TASK REQUIREMENTS: The data is to be set down once more, exactly as it reads.

── DATASET EXTRACT ──

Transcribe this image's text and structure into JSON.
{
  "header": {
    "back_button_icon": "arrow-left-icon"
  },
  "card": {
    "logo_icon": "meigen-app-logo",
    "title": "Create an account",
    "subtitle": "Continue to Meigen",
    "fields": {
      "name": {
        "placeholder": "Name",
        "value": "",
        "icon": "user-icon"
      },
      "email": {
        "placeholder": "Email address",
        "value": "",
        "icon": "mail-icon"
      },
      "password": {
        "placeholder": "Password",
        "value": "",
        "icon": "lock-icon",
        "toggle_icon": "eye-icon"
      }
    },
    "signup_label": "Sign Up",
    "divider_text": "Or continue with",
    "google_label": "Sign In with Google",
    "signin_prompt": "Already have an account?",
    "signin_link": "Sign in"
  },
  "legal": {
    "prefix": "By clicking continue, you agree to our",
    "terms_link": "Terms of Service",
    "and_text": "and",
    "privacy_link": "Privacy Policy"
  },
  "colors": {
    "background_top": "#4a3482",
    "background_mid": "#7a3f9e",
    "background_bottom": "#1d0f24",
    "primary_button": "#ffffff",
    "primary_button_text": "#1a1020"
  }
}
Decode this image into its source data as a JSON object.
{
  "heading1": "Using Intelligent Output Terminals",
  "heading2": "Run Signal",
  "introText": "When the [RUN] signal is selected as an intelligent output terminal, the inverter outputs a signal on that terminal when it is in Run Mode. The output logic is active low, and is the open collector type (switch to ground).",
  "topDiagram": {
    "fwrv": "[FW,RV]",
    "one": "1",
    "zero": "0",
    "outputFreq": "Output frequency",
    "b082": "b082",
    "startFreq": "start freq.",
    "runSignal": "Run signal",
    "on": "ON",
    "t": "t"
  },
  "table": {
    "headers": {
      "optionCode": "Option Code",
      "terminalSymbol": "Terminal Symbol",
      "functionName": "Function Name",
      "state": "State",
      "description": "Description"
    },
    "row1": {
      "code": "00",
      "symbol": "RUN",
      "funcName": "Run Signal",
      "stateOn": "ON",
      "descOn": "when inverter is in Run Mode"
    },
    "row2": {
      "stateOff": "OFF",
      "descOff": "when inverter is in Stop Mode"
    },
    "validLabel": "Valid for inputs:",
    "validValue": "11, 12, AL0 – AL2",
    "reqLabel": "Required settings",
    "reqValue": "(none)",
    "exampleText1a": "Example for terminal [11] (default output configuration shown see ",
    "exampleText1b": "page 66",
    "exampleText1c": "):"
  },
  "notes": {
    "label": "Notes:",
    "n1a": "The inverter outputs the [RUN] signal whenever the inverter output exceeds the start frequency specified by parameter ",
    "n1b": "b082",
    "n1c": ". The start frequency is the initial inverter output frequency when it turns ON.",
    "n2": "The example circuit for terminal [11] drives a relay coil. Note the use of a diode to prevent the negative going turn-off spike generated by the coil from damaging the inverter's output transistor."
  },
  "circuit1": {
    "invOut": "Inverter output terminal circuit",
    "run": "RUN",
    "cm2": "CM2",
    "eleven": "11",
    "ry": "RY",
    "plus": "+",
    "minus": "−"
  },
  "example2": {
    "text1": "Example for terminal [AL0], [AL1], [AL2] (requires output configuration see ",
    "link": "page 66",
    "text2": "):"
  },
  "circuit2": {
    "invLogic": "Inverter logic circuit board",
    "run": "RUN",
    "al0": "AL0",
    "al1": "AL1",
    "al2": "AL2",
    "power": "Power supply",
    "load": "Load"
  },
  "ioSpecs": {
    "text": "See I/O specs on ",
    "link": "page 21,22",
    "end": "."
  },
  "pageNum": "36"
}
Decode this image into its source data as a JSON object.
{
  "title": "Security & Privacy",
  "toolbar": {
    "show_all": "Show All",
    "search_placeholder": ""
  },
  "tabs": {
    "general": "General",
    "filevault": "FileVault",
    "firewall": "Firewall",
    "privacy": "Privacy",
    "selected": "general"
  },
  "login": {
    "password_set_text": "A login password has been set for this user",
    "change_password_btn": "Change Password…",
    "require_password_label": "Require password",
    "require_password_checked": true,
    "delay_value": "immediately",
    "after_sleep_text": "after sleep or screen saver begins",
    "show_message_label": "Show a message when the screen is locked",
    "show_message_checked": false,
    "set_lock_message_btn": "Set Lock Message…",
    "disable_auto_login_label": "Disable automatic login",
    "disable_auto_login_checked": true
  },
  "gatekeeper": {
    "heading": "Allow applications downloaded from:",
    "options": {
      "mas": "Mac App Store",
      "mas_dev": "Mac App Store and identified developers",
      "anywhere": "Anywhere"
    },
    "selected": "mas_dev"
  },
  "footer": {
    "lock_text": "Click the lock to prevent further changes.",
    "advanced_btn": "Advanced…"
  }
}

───

OUTPUT:
Transcribe this image's text and structure into JSON.
{
  "header": {
    "back_button_icon": "arrow-left-icon"
  },
  "card": {
    "logo_icon": "meigen-app-logo",
    "title": "Create an account",
    "subtitle": "Continue to Meigen",
    "fields": {
      "name": {
        "placeholder": "Name",
        "value": "",
        "icon": "user-icon"
      },
      "email": {
        "placeholder": "Email address",
        "value": "",
        "icon": "mail-icon"
      },
      "password": {
        "placeholder": "Password",
        "value": "",
        "icon": "lock-icon",
        "toggle_icon": "eye-icon"
      }
    },
    "signup_label": "Sign Up",
    "divider_text": "Or continue with",
    "google_label": "Sign In with Google",
    "signin_prompt": "Already have an account?",
    "signin_link": "Sign in"
  },
  "legal": {
    "prefix": "By clicking continue, you agree to our",
    "terms_link": "Terms of Service",
    "and_text": "and",
    "privacy_link": "Privacy Policy"
  },
  "colors": {
    "background_top": "#4a3482",
    "background_mid": "#7a3f9e",
    "background_bottom": "#1d0f24",
    "primary_button": "#ffffff",
    "primary_button_text": "#1a1020"
  }
}
Decode this image into its source data as a JSON object.
{
  "heading1": "Using Intelligent Output Terminals",
  "heading2": "Run Signal",
  "introText": "When the [RUN] signal is selected as an intelligent output terminal, the inverter outputs a signal on that terminal when it is in Run Mode. The output logic is active low, and is the open collector type (switch to ground).",
  "topDiagram": {
    "fwrv": "[FW,RV]",
    "one": "1",
    "zero": "0",
    "outputFreq": "Output frequency",
    "b082": "b082",
    "startFreq": "start freq.",
    "runSignal": "Run signal",
    "on": "ON",
    "t": "t"
  },
  "table": {
    "headers": {
      "optionCode": "Option Code",
      "terminalSymbol": "Terminal Symbol",
      "functionName": "Function Name",
      "state": "State",
      "description": "Description"
    },
    "row1": {
      "code": "00",
      "symbol": "RUN",
      "funcName": "Run Signal",
      "stateOn": "ON",
      "descOn": "when inverter is in Run Mode"
    },
    "row2": {
      "stateOff": "OFF",
      "descOff": "when inverter is in Stop Mode"
    },
    "validLabel": "Valid for inputs:",
    "validValue": "11, 12, AL0 – AL2",
    "reqLabel": "Required settings",
    "reqValue": "(none)",
    "exampleText1a": "Example for terminal [11] (default output configuration shown see ",
    "exampleText1b": "page 66",
    "exampleText1c": "):"
  },
  "notes": {
    "label": "Notes:",
    "n1a": "The inverter outputs the [RUN] signal whenever the inverter output exceeds the start frequency specified by parameter ",
    "n1b": "b082",
    "n1c": ". The start frequency is the initial inverter output frequency when it turns ON.",
    "n2": "The example circuit for terminal [11] drives a relay coil. Note the use of a diode to prevent the negative going turn-off spike generated by the coil from damaging the inverter's output transistor."
  },
  "circuit1": {
    "invOut": "Inverter output terminal circuit",
    "run": "RUN",
    "cm2": "CM2",
    "eleven": "11",
    "ry": "RY",
    "plus": "+",
    "minus": "−"
  },
  "example2": {
    "text1": "Example for terminal [AL0], [AL1], [AL2] (requires output configuration see ",
    "link": "page 66",
    "text2": "):"
  },
  "circuit2": {
    "invLogic": "Inverter logic circuit board",
    "run": "RUN",
    "al0": "AL0",
    "al1": "AL1",
    "al2": "AL2",
    "power": "Power supply",
    "load": "Load"
  },
  "ioSpecs": {
    "text": "See I/O specs on ",
    "link": "page 21,22",
    "end": "."
  },
  "pageNum": "36"
}
Decode this image into its source data as a JSON object.
{
  "title": "Security & Privacy",
  "toolbar": {
    "show_all": "Show All",
    "search_placeholder": ""
  },
  "tabs": {
    "general": "General",
    "filevault": "FileVault",
    "firewall": "Firewall",
    "privacy": "Privacy",
    "selected": "general"
  },
  "login": {
    "password_set_text": "A login password has been set for this user",
    "change_password_btn": "Change Password…",
    "require_password_label": "Require password",
    "require_password_checked": true,
    "delay_value": "immediately",
    "after_sleep_text": "after sleep or screen saver begins",
    "show_message_label": "Show a message when the screen is locked",
    "show_message_checked": false,
    "set_lock_message_btn": "Set Lock Message…",
    "disable_auto_login_label": "Disable automatic login",
    "disable_auto_login_checked": true
  },
  "gatekeeper": {
    "heading": "Allow applications downloaded from:",
    "options": {
      "mas": "Mac App Store",
      "mas_dev": "Mac App Store and identified developers",
      "anywhere": "Anywhere"
    },
    "selected": "mas_dev"
  },
  "footer": {
    "lock_text": "Click the lock to prevent further changes.",
    "advanced_btn": "Advanced…"
  }
}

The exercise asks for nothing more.